Not all cities equal on ‘speed traps’

  • By Scott North
  • Monday, April 4, 2011 11:25am
  • Local News

Last week ended with some heat over “speed traps” within Everett city limits. In particular, people were concerned that some are getting pulled over by Snohomish County sheriff’s deputies and troopers from the Washington State Patrol.

I asked Rikki King to speak with Everett police Sgt. Robert Goetz about what has been happening.

Judging from reader comments some didn’t find him convincing when he suggested it was all routine. One poster suggested Goetz was lying when he said of Everett cops: “We don’t issue infractions for ticket revenue. It’s not a concern of ours.”

I’ll risk getting flamed for this, but numbers suggest Goetz is being truthful.Everett’s 2011 general fund budget is $ 108.9 million. The city anticipates collecting about $1.5 million from fines and forfeitures this year — most of that from infractions handled in municipal court, where traffic tickets are king.

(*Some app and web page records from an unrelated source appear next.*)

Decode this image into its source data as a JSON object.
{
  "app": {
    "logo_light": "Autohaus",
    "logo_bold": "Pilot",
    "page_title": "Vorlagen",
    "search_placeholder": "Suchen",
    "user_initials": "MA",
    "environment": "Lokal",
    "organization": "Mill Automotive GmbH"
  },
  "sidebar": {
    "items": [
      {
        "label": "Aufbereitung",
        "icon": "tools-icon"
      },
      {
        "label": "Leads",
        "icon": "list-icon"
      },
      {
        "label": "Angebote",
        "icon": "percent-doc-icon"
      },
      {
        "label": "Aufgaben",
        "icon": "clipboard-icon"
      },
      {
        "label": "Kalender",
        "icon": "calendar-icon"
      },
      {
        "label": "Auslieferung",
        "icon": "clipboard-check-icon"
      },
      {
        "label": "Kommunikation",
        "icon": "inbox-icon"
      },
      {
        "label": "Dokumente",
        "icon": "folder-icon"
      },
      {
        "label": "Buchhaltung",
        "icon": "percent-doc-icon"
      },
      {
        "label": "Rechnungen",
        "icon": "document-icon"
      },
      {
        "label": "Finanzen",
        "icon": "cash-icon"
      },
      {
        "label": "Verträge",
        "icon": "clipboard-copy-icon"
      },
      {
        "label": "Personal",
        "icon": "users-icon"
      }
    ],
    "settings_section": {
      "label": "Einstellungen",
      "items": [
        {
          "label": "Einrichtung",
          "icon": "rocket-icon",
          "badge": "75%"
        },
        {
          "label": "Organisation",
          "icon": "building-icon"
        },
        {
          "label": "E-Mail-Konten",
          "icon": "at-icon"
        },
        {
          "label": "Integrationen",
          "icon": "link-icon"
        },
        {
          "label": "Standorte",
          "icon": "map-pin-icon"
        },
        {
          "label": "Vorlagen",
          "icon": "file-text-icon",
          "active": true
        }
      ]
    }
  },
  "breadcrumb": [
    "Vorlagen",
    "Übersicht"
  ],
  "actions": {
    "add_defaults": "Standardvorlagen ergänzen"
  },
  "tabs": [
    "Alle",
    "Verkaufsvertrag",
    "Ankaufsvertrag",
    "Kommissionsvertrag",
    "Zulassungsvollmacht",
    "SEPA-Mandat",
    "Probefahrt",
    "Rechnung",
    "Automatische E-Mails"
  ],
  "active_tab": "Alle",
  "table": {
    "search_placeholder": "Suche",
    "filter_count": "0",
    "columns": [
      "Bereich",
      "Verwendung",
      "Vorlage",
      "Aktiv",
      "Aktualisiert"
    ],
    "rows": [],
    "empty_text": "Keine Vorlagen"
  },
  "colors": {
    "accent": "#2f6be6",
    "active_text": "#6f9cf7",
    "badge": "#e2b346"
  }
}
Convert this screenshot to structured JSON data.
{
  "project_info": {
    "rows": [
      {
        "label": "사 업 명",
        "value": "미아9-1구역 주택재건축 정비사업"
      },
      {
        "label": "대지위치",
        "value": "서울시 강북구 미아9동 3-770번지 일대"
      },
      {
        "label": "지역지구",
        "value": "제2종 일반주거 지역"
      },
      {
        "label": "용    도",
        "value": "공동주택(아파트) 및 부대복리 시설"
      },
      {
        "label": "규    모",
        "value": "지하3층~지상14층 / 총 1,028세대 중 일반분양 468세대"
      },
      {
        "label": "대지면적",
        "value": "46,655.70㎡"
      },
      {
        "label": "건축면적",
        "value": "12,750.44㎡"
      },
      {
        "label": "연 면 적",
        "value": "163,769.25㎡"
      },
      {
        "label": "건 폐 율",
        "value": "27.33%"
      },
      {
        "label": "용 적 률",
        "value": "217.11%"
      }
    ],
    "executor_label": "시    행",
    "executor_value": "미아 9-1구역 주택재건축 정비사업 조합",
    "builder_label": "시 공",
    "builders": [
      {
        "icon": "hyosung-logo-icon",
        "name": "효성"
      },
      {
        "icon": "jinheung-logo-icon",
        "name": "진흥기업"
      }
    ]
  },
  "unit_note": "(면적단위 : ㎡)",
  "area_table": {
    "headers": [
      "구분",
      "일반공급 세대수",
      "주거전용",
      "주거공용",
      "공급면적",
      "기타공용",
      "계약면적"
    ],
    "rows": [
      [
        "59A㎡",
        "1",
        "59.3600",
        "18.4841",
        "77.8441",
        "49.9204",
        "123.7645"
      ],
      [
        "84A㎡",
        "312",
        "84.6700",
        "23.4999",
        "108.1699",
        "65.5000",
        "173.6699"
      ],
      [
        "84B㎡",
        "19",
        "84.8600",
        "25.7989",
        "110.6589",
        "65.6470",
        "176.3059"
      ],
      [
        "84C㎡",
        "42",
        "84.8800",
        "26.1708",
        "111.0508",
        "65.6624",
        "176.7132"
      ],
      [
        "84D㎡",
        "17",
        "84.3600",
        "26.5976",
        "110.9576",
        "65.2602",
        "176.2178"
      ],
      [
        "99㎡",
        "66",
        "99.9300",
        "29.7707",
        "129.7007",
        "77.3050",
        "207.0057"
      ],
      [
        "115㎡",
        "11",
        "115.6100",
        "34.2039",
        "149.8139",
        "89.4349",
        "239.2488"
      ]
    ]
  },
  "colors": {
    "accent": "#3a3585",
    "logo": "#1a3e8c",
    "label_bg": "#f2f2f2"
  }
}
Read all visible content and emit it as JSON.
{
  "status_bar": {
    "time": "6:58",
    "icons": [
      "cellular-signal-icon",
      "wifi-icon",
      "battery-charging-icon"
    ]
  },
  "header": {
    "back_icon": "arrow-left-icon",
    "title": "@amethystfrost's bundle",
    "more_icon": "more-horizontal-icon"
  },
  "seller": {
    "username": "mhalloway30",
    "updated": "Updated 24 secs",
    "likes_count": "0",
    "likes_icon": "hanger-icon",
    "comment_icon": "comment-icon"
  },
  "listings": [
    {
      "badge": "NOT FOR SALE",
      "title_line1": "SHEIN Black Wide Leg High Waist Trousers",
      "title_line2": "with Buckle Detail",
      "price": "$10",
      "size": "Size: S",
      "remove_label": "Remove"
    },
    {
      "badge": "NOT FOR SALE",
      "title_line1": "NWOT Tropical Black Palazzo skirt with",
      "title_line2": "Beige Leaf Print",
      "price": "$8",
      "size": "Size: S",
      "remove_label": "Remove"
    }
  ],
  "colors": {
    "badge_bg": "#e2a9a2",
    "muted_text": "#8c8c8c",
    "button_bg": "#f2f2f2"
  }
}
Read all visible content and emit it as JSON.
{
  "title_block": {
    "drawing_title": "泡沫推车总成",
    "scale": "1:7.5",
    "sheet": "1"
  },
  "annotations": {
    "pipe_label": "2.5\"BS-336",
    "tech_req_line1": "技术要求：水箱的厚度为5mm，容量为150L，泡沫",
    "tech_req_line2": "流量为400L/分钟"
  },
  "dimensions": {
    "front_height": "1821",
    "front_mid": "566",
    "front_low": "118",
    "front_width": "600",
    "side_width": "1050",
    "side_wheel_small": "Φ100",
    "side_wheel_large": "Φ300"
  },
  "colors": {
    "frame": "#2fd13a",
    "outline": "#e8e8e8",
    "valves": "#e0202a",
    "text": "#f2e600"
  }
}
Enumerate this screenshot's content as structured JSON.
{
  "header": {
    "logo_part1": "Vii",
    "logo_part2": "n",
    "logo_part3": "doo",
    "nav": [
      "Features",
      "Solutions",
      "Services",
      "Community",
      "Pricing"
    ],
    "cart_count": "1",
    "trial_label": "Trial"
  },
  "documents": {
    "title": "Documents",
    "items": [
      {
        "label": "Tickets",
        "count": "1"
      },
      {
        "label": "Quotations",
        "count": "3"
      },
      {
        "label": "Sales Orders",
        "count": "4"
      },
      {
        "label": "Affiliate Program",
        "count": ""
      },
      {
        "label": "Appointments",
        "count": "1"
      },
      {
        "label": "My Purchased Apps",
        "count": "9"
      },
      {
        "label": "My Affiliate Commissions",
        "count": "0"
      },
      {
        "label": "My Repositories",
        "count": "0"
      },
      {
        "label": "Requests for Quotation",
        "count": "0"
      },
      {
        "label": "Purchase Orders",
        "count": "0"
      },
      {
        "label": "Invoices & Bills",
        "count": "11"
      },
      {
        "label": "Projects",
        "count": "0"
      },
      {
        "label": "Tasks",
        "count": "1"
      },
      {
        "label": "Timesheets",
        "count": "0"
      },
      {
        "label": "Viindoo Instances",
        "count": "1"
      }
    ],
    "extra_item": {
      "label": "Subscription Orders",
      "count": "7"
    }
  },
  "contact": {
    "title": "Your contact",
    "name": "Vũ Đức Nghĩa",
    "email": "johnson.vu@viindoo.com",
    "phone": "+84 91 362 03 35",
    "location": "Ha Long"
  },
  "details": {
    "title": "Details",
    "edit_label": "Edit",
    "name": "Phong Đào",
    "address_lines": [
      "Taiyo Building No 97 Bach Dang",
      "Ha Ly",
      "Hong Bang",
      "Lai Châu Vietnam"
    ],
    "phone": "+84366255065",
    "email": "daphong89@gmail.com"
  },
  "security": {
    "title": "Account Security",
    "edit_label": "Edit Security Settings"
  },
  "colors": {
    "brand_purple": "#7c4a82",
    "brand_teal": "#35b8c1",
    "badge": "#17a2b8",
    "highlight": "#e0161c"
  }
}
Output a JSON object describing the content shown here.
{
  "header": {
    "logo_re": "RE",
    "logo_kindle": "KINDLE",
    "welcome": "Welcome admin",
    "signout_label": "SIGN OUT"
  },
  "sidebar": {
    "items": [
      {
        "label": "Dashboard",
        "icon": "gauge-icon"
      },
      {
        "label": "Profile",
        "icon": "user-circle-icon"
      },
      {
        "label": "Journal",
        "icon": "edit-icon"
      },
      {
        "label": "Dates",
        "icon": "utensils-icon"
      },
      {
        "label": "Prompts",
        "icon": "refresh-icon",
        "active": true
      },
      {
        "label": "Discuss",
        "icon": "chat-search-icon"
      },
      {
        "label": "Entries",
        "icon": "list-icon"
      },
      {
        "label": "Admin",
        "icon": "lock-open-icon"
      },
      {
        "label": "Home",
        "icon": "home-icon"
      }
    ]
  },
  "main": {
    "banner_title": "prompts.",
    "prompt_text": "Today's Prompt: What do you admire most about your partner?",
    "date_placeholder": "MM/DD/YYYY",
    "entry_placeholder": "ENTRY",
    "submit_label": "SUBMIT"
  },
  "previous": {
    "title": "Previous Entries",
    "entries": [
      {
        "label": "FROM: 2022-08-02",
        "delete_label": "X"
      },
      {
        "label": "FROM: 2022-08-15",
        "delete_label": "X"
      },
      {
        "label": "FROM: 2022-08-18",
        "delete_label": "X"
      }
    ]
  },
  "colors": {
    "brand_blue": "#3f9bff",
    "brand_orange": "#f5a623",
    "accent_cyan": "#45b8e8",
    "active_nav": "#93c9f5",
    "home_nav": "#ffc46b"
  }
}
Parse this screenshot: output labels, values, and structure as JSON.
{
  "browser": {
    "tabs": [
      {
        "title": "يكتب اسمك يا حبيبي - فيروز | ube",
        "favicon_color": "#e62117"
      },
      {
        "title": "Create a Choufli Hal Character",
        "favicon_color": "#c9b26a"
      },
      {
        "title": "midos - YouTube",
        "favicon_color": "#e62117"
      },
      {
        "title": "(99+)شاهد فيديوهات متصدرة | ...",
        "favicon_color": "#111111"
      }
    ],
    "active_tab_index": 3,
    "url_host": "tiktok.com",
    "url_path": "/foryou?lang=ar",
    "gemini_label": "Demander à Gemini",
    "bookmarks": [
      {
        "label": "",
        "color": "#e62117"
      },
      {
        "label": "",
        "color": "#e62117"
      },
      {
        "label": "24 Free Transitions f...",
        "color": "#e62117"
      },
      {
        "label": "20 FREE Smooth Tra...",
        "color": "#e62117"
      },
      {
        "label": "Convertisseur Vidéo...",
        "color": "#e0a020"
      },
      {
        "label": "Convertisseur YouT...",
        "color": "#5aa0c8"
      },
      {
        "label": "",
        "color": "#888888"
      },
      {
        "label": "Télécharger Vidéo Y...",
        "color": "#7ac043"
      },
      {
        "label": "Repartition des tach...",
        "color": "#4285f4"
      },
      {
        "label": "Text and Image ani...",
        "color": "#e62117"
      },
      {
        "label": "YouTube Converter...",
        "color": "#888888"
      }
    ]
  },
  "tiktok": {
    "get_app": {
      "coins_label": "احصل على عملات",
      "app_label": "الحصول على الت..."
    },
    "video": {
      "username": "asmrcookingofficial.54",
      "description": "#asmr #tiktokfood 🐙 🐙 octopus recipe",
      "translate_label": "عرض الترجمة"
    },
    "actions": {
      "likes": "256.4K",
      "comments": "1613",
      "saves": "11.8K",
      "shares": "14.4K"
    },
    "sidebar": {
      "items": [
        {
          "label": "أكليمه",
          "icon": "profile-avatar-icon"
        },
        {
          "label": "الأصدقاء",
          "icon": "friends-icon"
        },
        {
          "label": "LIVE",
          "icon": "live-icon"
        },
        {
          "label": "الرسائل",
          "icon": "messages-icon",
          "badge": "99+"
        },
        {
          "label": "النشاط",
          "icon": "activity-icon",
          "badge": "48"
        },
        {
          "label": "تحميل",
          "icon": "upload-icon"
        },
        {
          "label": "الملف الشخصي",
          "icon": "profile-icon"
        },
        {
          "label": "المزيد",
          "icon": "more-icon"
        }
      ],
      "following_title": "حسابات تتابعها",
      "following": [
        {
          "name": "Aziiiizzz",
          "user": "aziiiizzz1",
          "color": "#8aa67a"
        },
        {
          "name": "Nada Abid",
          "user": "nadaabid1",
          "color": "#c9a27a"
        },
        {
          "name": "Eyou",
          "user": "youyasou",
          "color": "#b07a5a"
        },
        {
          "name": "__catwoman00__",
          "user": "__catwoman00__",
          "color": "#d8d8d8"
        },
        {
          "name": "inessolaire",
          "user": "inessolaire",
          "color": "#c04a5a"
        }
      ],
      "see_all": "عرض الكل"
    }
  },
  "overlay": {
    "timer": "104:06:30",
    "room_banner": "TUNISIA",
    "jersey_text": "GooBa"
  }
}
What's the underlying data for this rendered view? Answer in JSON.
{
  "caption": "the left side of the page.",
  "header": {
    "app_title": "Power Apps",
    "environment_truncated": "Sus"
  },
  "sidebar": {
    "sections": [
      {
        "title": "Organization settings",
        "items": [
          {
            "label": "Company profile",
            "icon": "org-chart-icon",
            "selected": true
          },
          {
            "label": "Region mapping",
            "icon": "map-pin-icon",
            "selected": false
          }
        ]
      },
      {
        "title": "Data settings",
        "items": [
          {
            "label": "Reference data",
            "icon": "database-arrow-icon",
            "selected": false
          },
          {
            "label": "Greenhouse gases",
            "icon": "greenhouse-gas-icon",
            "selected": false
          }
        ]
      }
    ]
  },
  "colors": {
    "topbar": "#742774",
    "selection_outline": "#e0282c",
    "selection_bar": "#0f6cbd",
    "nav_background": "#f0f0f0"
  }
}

No question, that’s a lot of money. It also is a fraction of Everett’s total revenue, less than 1.4 percent.

Consider that Everett expects to spend $36.5 million on police this year. That means ticket revenue represents about four cents of every dollar spent at the cop shop.

We’ll do a closer examination later, but a quick look at some other local government budgets suggests Everett is in line with most of its neighbors — except Lynnwood.

Marysville expects about $512,000 from fines and forfeitures, about 1.4 percent of its $34.9 million general fund. Edmonds expects to collect about $667,000, enough to cover about 2 percent of the $32.2 million it expects to spend. Arlington has budgeted for $336,000 in revenue from fines and forfeitures, or 2.4 percent of the $13.8 million budget.

Snohomish County’s $204 million general fund is based on 3 percent of revenue coming from fines and forfeitures from district court cases. That works out to about $6.5 million.

Contrast that with the city of Lynnwood, where fines and forfeitures in recent years have accounted for up to 11 percent of city revenues. This year, that is expected to reach nearly $5.5 million.

The reason? Traffic control cameras.

Lynnwood has them set up to catch people who run red lights and to snare speeders in school zones.

“Catch” and “snare.” Yes, I picked those verbs with care.

More in Local News

Mukilteo crabber missing; his boat was found at Hat Island

Frank Urbick set out Thursday morning but did not return.

Police looking for leads in case of missing Snohomish man

Henry John Groeneveld, 63, was last seen on Monday, when he said something about going to “the river.”

Separate Everett fires send man to hospital, damage boat

The man was hospitalized for smoke inhalation from the early morning fire.

Police: He made an appointment, then tried to rob the bank

A lawyer is accused of donning a fake beard and telling a teller that a gunman was outside.

Drive-by shooting reported in Marysville neighborhood

Police said there was no evidence to indicate it was targeted at a specific person or property.

Celebrating the origins of Christmas

LDS church holds annual nativity festival featuring more than 600 sets.

Trooper’s car struck when he was arresting man for DUI

She drove away but was arrested for investigation of driving under the influence and hit-and-run.

Inslee’s budget solves school funding with help from carbon

His budget would use reserves to boost education, then replenish them with a carbon tax or fee.

Man, 29, injured by shots fired at Everett thrift store

The gunfire followed an argument in the parking lot of Value Village on Evergreen Way.

Most Read